• [WHAT TO DO] The data is to be repeated exactly, with the images removed.

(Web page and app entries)
....................

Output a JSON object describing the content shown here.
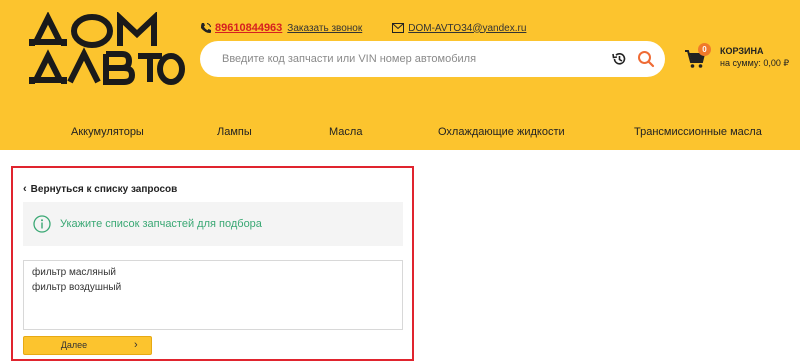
{
  "header": {
    "logo_text": "ДОМ АВТО",
    "phone": "89610844963",
    "callback_label": "Заказать звонок",
    "email": "DOM-AVTO34@yandex.ru",
    "search": {
      "placeholder": "Введите код запчасти или VIN номер автомобиля"
    },
    "cart": {
      "count": "0",
      "title": "КОРЗИНА",
      "sum": "на сумму: 0,00 ₽"
    }
  },
  "nav": {
    "items": [
      {
        "label": "Аккумуляторы"
      },
      {
        "label": "Лампы"
      },
      {
        "label": "Масла"
      },
      {
        "label": "Охлаждающие жидкости"
      },
      {
        "label": "Трансмиссионные масла"
      }
    ]
  },
  "panel": {
    "back_label": "Вернуться к списку запросов",
    "info_text": "Укажите список запчастей для подбора",
    "parts_value": "фильтр масляный\nфильтр воздушный",
    "next_label": "Далее"
  },
  "colors": {
    "brand_yellow": "#fcc42e",
    "accent_red": "#e0242e",
    "info_green": "#3aa874",
    "badge_orange": "#f07a2a"
  }
}
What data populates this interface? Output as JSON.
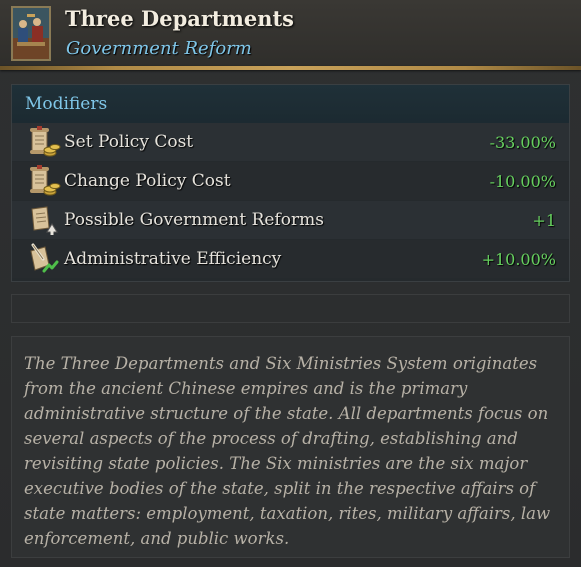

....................

• [PROBLEM SOLUTION]
Output a JSON object describing the content shown here.
{
  "header": {
    "logo_text": "ДОМ АВТО",
    "phone": "89610844963",
    "callback_label": "Заказать звонок",
    "email": "DOM-AVTO34@yandex.ru",
    "search": {
      "placeholder": "Введите код запчасти или VIN номер автомобиля"
    },
    "cart": {
      "count": "0",
      "title": "КОРЗИНА",
      "sum": "на сумму: 0,00 ₽"
    }
  },
  "nav": {
    "items": [
      {
        "label": "Аккумуляторы"
      },
      {
        "label": "Лампы"
      },
      {
        "label": "Масла"
      },
      {
        "label": "Охлаждающие жидкости"
      },
      {
        "label": "Трансмиссионные масла"
      }
    ]
  },
  "panel": {
    "back_label": "Вернуться к списку запросов",
    "info_text": "Укажите список запчастей для подбора",
    "parts_value": "фильтр масляный\nфильтр воздушный",
    "next_label": "Далее"
  },
  "colors": {
    "brand_yellow": "#fcc42e",
    "accent_red": "#e0242e",
    "info_green": "#3aa874",
    "badge_orange": "#f07a2a"
  }
}
What data populates this interface? Output as JSON.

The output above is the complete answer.